Foreign direct investment only makes sense when it partners local direct investment- minister


Zimbabwe’s indigenisation policy, which requires a 51 percent local ownership of all foreign-owned companies with a value of more than $500 000, is not an impediment to foreign direct investment at all because for FDI to make more sense, it has to partner local direct investment.

This was said by Indigenisation Minister Patrick Zhuwao in an interview with The Herald following his meeting with Finance Minister Patrick Chinamasa on Monday at which they agreed on the way forward on one of Zimbabwe’s most controversial laws.

The law has been blamed for the low FDI in Zimbabwe which lags way behind its regional neighbours.

“I am an economist and I have been able to also articulate my economic views to the Minister of Finance and the Governor of the Reserve Bank, and if you listened to what they have said, they also agree with me that FDI can only work where it fits in with domestic investment,” Zhuwao said.

“And in my view I need to put in place measures that allow for the further indigenisation of the economy by making sure that indigenous Zimbabweans are also able to invest within that particular economy.

“I want to say this taking into consideration a report that was done by the United Nations Conference on Trade and Development (UNCTAD) in 2013, which identified that FDI does not provide benefits to an economy if there is no base of local investment within that economy. And I think we are agreed with the monetary and fiscal authorities that for FDI to make more effective sense we also need to make sure that it comes in to partner with local direct investment.”


Don't be shellfish... Please SHAREShare on google
Share on twitter
Share on facebook
Share on linkedin
Share on email
Share on print

Like it? Share with your friends!

Charles Rukuni
The Insider is a political and business bulletin about Zimbabwe, edited by Charles Rukuni. Founded in 1990, it was a printed 12-page subscription only newsletter until 2003 when Zimbabwe's hyper-inflation made it impossible to continue printing.

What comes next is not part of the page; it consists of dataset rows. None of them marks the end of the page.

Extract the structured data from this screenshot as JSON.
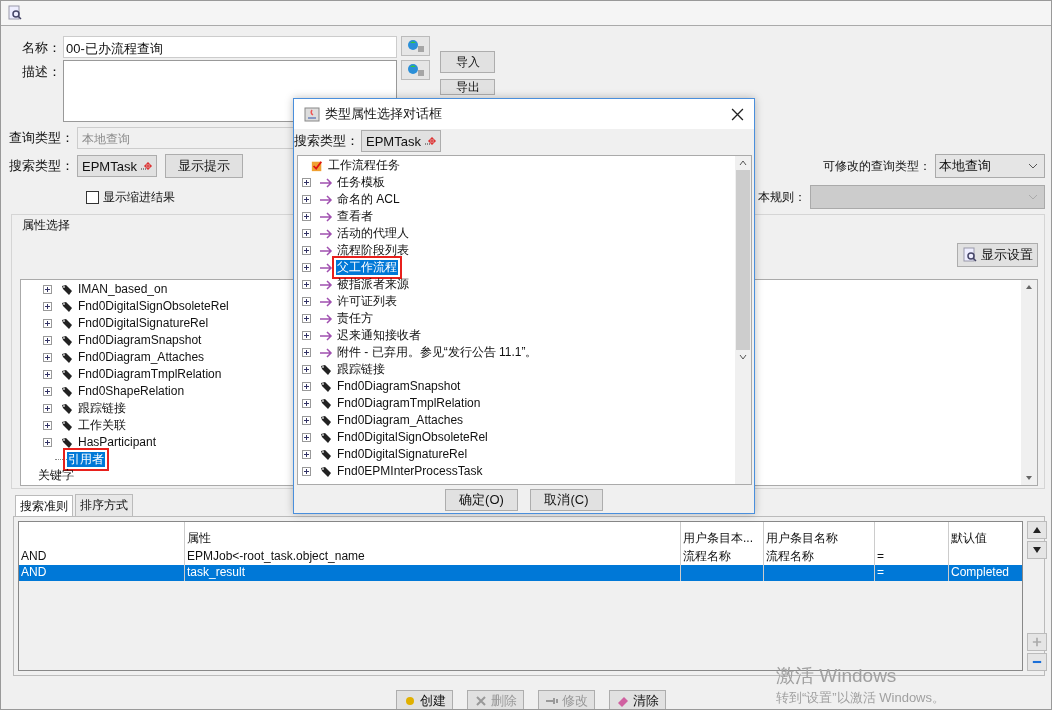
{
  "form": {
    "name_label": "名称：",
    "name_value": "00-已办流程查询",
    "description_label": "描述：",
    "import_button": "导入",
    "export_button": "导出",
    "query_type_label": "查询类型：",
    "query_type_value": "本地查询",
    "search_type_label": "搜索类型：",
    "search_type_value": "EPMTask",
    "hint_button": "显示提示",
    "indent_checkbox": {
      "label": "显示缩进结果",
      "checked": false
    },
    "modifiable_label": "可修改的查询类型：",
    "modifiable_value": "本地查询",
    "revision_rule_label": "本规则："
  },
  "attribute_selection": {
    "title": "属性选择",
    "settings_button": "显示设置",
    "items": [
      {
        "label": "IMAN_based_on",
        "kind": "relation",
        "selected": false,
        "highlighted": false
      },
      {
        "label": "Fnd0DigitalSignObsoleteRel",
        "kind": "relation",
        "selected": false,
        "highlighted": false
      },
      {
        "label": "Fnd0DigitalSignatureRel",
        "kind": "relation",
        "selected": false,
        "highlighted": false
      },
      {
        "label": "Fnd0DiagramSnapshot",
        "kind": "relation",
        "selected": false,
        "highlighted": false
      },
      {
        "label": "Fnd0Diagram_Attaches",
        "kind": "relation",
        "selected": false,
        "highlighted": false
      },
      {
        "label": "Fnd0DiagramTmplRelation",
        "kind": "relation",
        "selected": false,
        "highlighted": false
      },
      {
        "label": "Fnd0ShapeRelation",
        "kind": "relation",
        "selected": false,
        "highlighted": false
      },
      {
        "label": "跟踪链接",
        "kind": "relation",
        "selected": false,
        "highlighted": false
      },
      {
        "label": "工作关联",
        "kind": "relation",
        "selected": false,
        "highlighted": false
      },
      {
        "label": "HasParticipant",
        "kind": "relation",
        "selected": false,
        "highlighted": false
      },
      {
        "label": "引用者",
        "kind": "leaf",
        "selected": true,
        "highlighted": true
      },
      {
        "label": "关键字",
        "kind": "root-leaf",
        "selected": false,
        "highlighted": false
      }
    ]
  },
  "criteria": {
    "tabs": [
      {
        "label": "搜索准则",
        "selected": true
      },
      {
        "label": "排序方式",
        "selected": false
      }
    ],
    "headers": {
      "attribute": "属性",
      "user_entry_l10n": "用户条目本...",
      "user_entry_name": "用户条目名称",
      "default_value": "默认值"
    },
    "rows": [
      {
        "logic": "AND",
        "attribute": "EPMJob<-root_task.object_name",
        "user_entry_l10n": "流程名称",
        "user_entry_name": "流程名称",
        "operator": "=",
        "selected": false
      },
      {
        "logic": "AND",
        "attribute": "task_result",
        "operator": "=",
        "default_value": "Completed",
        "selected": true
      }
    ]
  },
  "actions": [
    {
      "label": "创建",
      "kind": "create",
      "disabled": false
    },
    {
      "label": "删除",
      "kind": "delete",
      "disabled": true
    },
    {
      "label": "修改",
      "kind": "modify",
      "disabled": true
    },
    {
      "label": "清除",
      "kind": "clear",
      "disabled": false
    }
  ],
  "dialog": {
    "title": "类型属性选择对话框",
    "search_type_label": "搜索类型：",
    "search_type_value": "EPMTask",
    "root": "工作流程任务",
    "items": [
      {
        "label": "任务模板",
        "kind": "reference",
        "selected": false,
        "highlighted": false
      },
      {
        "label": "命名的 ACL",
        "kind": "reference",
        "selected": false,
        "highlighted": false
      },
      {
        "label": "查看者",
        "kind": "reference",
        "selected": false,
        "highlighted": false
      },
      {
        "label": "活动的代理人",
        "kind": "reference",
        "selected": false,
        "highlighted": false
      },
      {
        "label": "流程阶段列表",
        "kind": "reference",
        "selected": false,
        "highlighted": false
      },
      {
        "label": "父工作流程",
        "kind": "reference",
        "selected": true,
        "highlighted": true
      },
      {
        "label": "被指派者来源",
        "kind": "reference",
        "selected": false,
        "highlighted": false
      },
      {
        "label": "许可证列表",
        "kind": "reference",
        "selected": false,
        "highlighted": false
      },
      {
        "label": "责任方",
        "kind": "reference",
        "selected": false,
        "highlighted": false
      },
      {
        "label": "迟来通知接收者",
        "kind": "reference",
        "selected": false,
        "highlighted": false
      },
      {
        "label": "附件 - 已弃用。参见“发行公告 11.1”。",
        "kind": "reference",
        "selected": false,
        "highlighted": false
      },
      {
        "label": "跟踪链接",
        "kind": "relation",
        "selected": false,
        "highlighted": false
      },
      {
        "label": "Fnd0DiagramSnapshot",
        "kind": "relation",
        "selected": false,
        "highlighted": false
      },
      {
        "label": "Fnd0DiagramTmplRelation",
        "kind": "relation",
        "selected": false,
        "highlighted": false
      },
      {
        "label": "Fnd0Diagram_Attaches",
        "kind": "relation",
        "selected": false,
        "highlighted": false
      },
      {
        "label": "Fnd0DigitalSignObsoleteRel",
        "kind": "relation",
        "selected": false,
        "highlighted": false
      },
      {
        "label": "Fnd0DigitalSignatureRel",
        "kind": "relation",
        "selected": false,
        "highlighted": false
      },
      {
        "label": "Fnd0EPMInterProcessTask",
        "kind": "relation",
        "selected": false,
        "highlighted": false
      }
    ],
    "ok_button": "确定(O)",
    "cancel_button": "取消(C)"
  },
  "activation_notice": {
    "title": "激活 Windows",
    "text": "转到“设置”以激活 Windows。"
  }
}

Your email address will not be published. Required fields are marked *